Eigenvalue stability condition

Eigenvalue Modulus

.3211788 + .5761511 i .659626

.3211788 .5761511i .659626

.5188826 .518883

-.227186 + .2740432i .355968

-.2271862 - .2740432i .355968

.0069049 .006905

All the eigenvalues lie inside the unit circle.

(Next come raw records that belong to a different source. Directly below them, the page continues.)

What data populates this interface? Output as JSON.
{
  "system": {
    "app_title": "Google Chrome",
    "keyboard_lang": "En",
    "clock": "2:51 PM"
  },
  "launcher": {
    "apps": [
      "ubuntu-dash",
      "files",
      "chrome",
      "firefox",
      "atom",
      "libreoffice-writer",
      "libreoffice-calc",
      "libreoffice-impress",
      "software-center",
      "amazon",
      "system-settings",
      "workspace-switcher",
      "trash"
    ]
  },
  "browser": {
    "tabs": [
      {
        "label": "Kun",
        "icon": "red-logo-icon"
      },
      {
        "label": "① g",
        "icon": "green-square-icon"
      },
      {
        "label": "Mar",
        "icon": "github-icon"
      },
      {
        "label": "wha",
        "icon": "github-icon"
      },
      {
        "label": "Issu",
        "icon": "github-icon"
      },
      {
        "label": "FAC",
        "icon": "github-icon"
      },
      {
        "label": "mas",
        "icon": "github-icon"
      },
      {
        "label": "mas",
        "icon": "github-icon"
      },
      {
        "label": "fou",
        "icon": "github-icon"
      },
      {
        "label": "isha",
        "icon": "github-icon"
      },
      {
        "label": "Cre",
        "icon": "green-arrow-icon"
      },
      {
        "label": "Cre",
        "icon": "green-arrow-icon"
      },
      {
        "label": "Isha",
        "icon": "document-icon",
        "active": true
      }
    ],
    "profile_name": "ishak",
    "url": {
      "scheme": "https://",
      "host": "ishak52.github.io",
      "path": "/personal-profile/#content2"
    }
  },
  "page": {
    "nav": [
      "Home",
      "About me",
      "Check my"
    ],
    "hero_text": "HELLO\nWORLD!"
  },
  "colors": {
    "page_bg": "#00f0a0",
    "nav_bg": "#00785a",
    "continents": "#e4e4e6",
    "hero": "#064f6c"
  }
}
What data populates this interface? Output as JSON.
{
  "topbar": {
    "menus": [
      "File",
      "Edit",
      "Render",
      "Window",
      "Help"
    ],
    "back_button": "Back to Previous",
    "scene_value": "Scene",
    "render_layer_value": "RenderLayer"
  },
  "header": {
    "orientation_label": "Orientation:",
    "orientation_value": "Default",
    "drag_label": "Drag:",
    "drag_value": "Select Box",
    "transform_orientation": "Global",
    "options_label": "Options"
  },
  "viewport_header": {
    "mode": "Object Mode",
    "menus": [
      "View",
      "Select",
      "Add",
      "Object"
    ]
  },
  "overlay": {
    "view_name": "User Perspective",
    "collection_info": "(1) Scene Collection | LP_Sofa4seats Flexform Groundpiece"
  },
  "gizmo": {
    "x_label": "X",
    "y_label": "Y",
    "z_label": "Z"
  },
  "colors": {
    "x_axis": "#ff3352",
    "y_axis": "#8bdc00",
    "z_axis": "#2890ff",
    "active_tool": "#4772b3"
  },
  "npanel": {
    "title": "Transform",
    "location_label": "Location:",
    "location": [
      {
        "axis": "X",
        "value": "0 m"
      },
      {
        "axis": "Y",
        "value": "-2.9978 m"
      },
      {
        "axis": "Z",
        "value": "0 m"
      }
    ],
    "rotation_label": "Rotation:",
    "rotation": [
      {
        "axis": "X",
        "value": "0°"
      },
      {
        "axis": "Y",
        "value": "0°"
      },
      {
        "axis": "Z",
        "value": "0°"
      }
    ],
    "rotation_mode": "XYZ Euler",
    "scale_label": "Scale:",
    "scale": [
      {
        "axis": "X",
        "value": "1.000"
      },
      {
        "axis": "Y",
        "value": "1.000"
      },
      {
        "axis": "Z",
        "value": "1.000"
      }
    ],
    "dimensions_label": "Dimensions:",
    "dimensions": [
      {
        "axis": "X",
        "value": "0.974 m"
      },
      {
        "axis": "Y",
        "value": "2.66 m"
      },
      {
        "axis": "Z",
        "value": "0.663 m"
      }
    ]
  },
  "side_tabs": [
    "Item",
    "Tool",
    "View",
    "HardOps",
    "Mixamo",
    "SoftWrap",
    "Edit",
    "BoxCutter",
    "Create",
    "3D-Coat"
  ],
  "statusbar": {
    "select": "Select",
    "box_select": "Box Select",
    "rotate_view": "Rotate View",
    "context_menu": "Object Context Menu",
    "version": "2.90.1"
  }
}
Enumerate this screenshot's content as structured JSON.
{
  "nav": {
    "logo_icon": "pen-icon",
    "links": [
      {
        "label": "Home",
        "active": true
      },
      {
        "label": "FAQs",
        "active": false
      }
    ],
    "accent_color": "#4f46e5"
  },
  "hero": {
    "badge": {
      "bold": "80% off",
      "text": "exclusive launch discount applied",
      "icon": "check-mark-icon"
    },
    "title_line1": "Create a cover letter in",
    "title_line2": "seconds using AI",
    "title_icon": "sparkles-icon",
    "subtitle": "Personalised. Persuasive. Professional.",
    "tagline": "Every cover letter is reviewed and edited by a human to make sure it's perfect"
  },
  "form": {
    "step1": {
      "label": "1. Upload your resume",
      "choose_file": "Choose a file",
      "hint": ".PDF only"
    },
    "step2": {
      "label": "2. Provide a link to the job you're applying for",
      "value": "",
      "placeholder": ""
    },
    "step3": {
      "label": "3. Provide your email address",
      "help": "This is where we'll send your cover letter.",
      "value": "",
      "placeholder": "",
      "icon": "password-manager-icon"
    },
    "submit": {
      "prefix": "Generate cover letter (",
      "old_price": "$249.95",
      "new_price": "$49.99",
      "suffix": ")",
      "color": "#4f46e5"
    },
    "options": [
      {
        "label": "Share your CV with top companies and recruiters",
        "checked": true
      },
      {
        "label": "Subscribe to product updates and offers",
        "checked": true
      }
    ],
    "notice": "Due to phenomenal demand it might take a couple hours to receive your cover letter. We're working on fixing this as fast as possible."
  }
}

VAR satisfies stability condition.

Table 5: VAR autocorrelation test

Lagrange-multiplier test

lag chi2 df Prob > chi2

1 23.1770 9 0.05810

2 7.5285 9 0.58227

3 4.3588 9 0.88625

4 3.8697 9 0.91978

Table 6: Granger causality test

Granger causality Wald tests

Equation Excluded chi2 df Prob > chi2

d.lnexc d.lncpi 5.4655 2 0.065

d.lnexc d.f_dep 13.842 2 0.001

d.lnexc ALL 17.088 4 0.002

d.lncpi d.lnexc 4.0141 2 0.134

d.lncpi d.f_dep 16.892 2 0.000

d.lncpi ALL 32.463 4 0.000

d.f_dep d.exc 2.9512 2 0.229

d.f_dep d.cpi .63641 2 0.727

d.f_dep ALL 3.0279 4 0.553

Table 7: Engle-Granger cointegration test

Sample (adjusted): 2006Q1 2016Q1 Included observations: 41 after adjustments Null hypothesis: Series are not cointegrated Cointegrating equation deterministics: C

Automatic lags specification based on Schwarz criterion (maxlag=9)

Dependent tau-statistic Prob.* z-statistic Prob.*

LNEXC -4.042579 0.0144 -28.79345 0.0015

LNCPI -4.272078 0.0082 -27.81837 0.0022

*MacKinnon (1996) p-values.